BEGIN RECORDS SHOWN

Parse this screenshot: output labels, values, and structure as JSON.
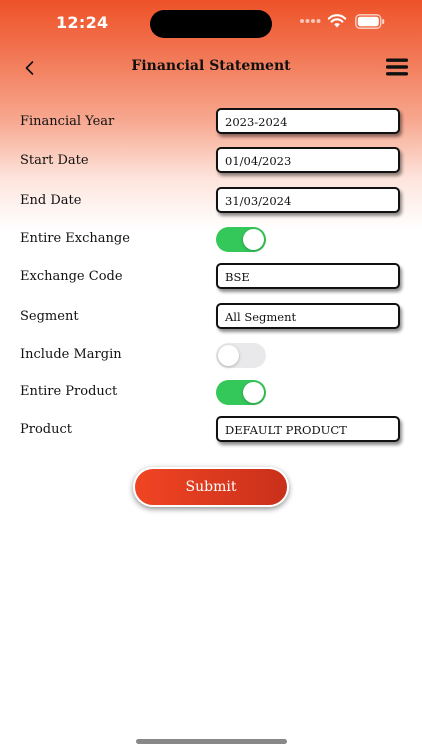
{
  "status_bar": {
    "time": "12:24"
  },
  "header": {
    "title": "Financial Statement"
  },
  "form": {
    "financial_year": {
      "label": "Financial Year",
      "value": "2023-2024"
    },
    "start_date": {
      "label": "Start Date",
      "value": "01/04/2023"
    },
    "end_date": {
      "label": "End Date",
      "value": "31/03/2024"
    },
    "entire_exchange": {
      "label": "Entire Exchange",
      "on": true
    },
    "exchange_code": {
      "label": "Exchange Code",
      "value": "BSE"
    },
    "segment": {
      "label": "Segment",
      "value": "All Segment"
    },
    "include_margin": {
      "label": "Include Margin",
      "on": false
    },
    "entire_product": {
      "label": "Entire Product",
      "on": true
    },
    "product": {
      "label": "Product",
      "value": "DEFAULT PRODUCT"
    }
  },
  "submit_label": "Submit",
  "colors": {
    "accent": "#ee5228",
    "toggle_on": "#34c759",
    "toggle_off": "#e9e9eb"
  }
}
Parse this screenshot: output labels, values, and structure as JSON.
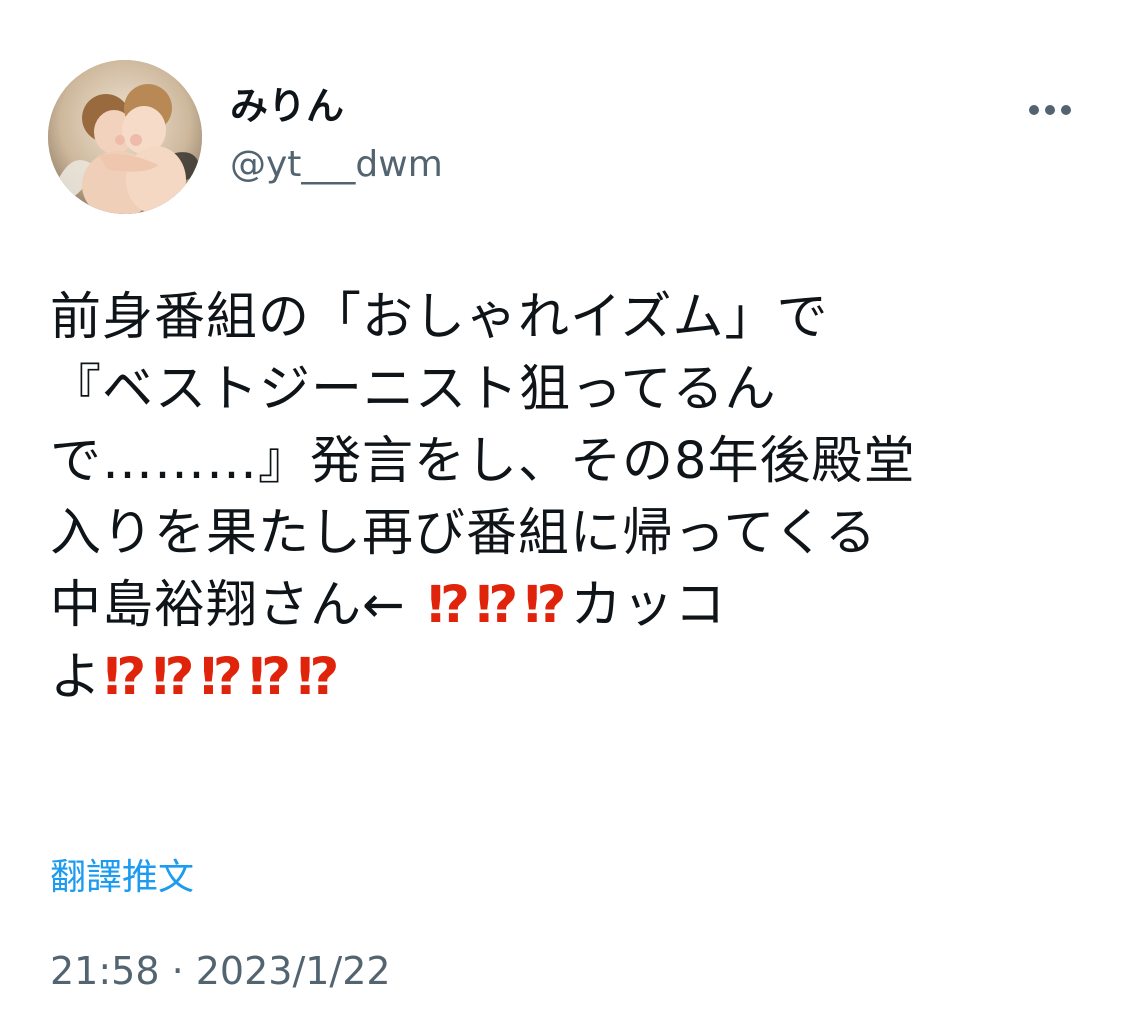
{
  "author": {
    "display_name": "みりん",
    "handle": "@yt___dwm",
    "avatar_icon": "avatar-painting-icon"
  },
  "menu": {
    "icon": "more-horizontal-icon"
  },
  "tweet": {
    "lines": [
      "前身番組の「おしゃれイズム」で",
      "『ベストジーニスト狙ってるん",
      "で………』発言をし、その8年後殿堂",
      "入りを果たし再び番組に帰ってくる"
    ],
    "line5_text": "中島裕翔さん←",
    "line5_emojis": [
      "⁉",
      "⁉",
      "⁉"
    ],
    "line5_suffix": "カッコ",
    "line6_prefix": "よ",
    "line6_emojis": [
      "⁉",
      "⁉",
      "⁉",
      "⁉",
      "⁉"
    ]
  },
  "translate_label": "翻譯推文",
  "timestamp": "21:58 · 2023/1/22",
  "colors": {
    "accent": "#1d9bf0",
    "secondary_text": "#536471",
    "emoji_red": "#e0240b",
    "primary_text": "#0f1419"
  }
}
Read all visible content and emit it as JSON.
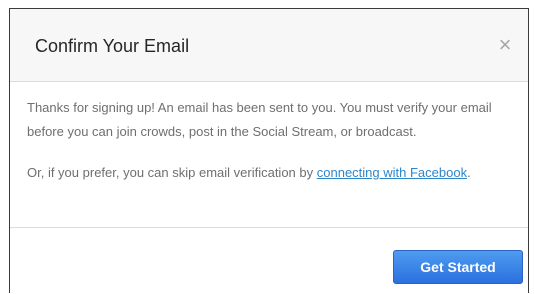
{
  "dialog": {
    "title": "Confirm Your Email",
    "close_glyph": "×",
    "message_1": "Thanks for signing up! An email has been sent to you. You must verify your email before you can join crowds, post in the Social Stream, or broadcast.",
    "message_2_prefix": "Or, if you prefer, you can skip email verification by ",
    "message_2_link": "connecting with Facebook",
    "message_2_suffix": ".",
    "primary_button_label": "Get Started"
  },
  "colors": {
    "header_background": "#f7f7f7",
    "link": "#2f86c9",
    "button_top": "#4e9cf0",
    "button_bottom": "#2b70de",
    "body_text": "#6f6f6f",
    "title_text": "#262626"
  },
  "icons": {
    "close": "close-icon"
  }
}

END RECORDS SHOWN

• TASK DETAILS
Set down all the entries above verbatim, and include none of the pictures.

• EXERCISE RESULT
Parse this screenshot: output labels, values, and structure as JSON.
{
  "status_bar": {
    "time": "12:24"
  },
  "header": {
    "title": "Financial Statement"
  },
  "form": {
    "financial_year": {
      "label": "Financial Year",
      "value": "2023-2024"
    },
    "start_date": {
      "label": "Start Date",
      "value": "01/04/2023"
    },
    "end_date": {
      "label": "End Date",
      "value": "31/03/2024"
    },
    "entire_exchange": {
      "label": "Entire Exchange",
      "on": true
    },
    "exchange_code": {
      "label": "Exchange Code",
      "value": "BSE"
    },
    "segment": {
      "label": "Segment",
      "value": "All Segment"
    },
    "include_margin": {
      "label": "Include Margin",
      "on": false
    },
    "entire_product": {
      "label": "Entire Product",
      "on": true
    },
    "product": {
      "label": "Product",
      "value": "DEFAULT PRODUCT"
    }
  },
  "submit_label": "Submit",
  "colors": {
    "accent": "#ee5228",
    "toggle_on": "#34c759",
    "toggle_off": "#e9e9eb"
  }
}
Parse this screenshot: output labels, values, and structure as JSON.
{
  "author": {
    "display_name": "みりん",
    "handle": "@yt___dwm",
    "avatar_icon": "avatar-painting-icon"
  },
  "menu": {
    "icon": "more-horizontal-icon"
  },
  "tweet": {
    "lines": [
      "前身番組の「おしゃれイズム」で",
      "『ベストジーニスト狙ってるん",
      "で………』発言をし、その8年後殿堂",
      "入りを果たし再び番組に帰ってくる"
    ],
    "line5_text": "中島裕翔さん←",
    "line5_emojis": [
      "⁉",
      "⁉",
      "⁉"
    ],
    "line5_suffix": "カッコ",
    "line6_prefix": "よ",
    "line6_emojis": [
      "⁉",
      "⁉",
      "⁉",
      "⁉",
      "⁉"
    ]
  },
  "translate_label": "翻譯推文",
  "timestamp": "21:58 · 2023/1/22",
  "colors": {
    "accent": "#1d9bf0",
    "secondary_text": "#536471",
    "emoji_red": "#e0240b",
    "primary_text": "#0f1419"
  }
}
Read all visible content and emit it as JSON.
{
  "dialog": {
    "title": "Confirm Your Email",
    "close_glyph": "×",
    "message_1": "Thanks for signing up! An email has been sent to you. You must verify your email before you can join crowds, post in the Social Stream, or broadcast.",
    "message_2_prefix": "Or, if you prefer, you can skip email verification by ",
    "message_2_link": "connecting with Facebook",
    "message_2_suffix": ".",
    "primary_button_label": "Get Started"
  },
  "colors": {
    "header_background": "#f7f7f7",
    "link": "#2f86c9",
    "button_top": "#4e9cf0",
    "button_bottom": "#2b70de",
    "body_text": "#6f6f6f",
    "title_text": "#262626"
  },
  "icons": {
    "close": "close-icon"
  }
}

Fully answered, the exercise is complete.